**TASK DETAILS**
The answer must be every record below, reproduced exactly.
════════════════
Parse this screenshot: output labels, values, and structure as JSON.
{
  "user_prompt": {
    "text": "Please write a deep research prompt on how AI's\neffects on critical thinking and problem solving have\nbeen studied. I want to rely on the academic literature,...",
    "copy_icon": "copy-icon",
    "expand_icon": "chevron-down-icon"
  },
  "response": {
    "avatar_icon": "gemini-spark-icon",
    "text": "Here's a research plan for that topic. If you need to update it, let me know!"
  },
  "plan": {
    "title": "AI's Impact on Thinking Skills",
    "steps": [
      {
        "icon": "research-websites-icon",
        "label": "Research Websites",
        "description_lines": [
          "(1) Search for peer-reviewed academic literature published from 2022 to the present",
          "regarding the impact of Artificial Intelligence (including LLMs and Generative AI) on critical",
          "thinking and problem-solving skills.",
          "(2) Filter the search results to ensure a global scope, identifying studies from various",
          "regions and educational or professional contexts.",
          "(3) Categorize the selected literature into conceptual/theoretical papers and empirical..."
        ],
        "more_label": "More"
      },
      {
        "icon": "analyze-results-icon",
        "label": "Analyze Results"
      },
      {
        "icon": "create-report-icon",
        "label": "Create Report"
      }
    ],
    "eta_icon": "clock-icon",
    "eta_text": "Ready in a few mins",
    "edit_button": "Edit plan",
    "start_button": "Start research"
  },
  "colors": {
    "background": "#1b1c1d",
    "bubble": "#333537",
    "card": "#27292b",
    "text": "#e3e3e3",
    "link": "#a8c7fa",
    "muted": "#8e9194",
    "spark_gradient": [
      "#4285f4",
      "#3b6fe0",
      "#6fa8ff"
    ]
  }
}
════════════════
**RESULT OF THIS TASK**
Parse this screenshot: output labels, values, and structure as JSON.
{
  "user_prompt": {
    "text": "Please write a deep research prompt on how AI's\neffects on critical thinking and problem solving have\nbeen studied. I want to rely on the academic literature,...",
    "copy_icon": "copy-icon",
    "expand_icon": "chevron-down-icon"
  },
  "response": {
    "avatar_icon": "gemini-spark-icon",
    "text": "Here's a research plan for that topic. If you need to update it, let me know!"
  },
  "plan": {
    "title": "AI's Impact on Thinking Skills",
    "steps": [
      {
        "icon": "research-websites-icon",
        "label": "Research Websites",
        "description_lines": [
          "(1) Search for peer-reviewed academic literature published from 2022 to the present",
          "regarding the impact of Artificial Intelligence (including LLMs and Generative AI) on critical",
          "thinking and problem-solving skills.",
          "(2) Filter the search results to ensure a global scope, identifying studies from various",
          "regions and educational or professional contexts.",
          "(3) Categorize the selected literature into conceptual/theoretical papers and empirical..."
        ],
        "more_label": "More"
      },
      {
        "icon": "analyze-results-icon",
        "label": "Analyze Results"
      },
      {
        "icon": "create-report-icon",
        "label": "Create Report"
      }
    ],
    "eta_icon": "clock-icon",
    "eta_text": "Ready in a few mins",
    "edit_button": "Edit plan",
    "start_button": "Start research"
  },
  "colors": {
    "background": "#1b1c1d",
    "bubble": "#333537",
    "card": "#27292b",
    "text": "#e3e3e3",
    "link": "#a8c7fa",
    "muted": "#8e9194",
    "spark_gradient": [
      "#4285f4",
      "#3b6fe0",
      "#6fa8ff"
    ]
  }
}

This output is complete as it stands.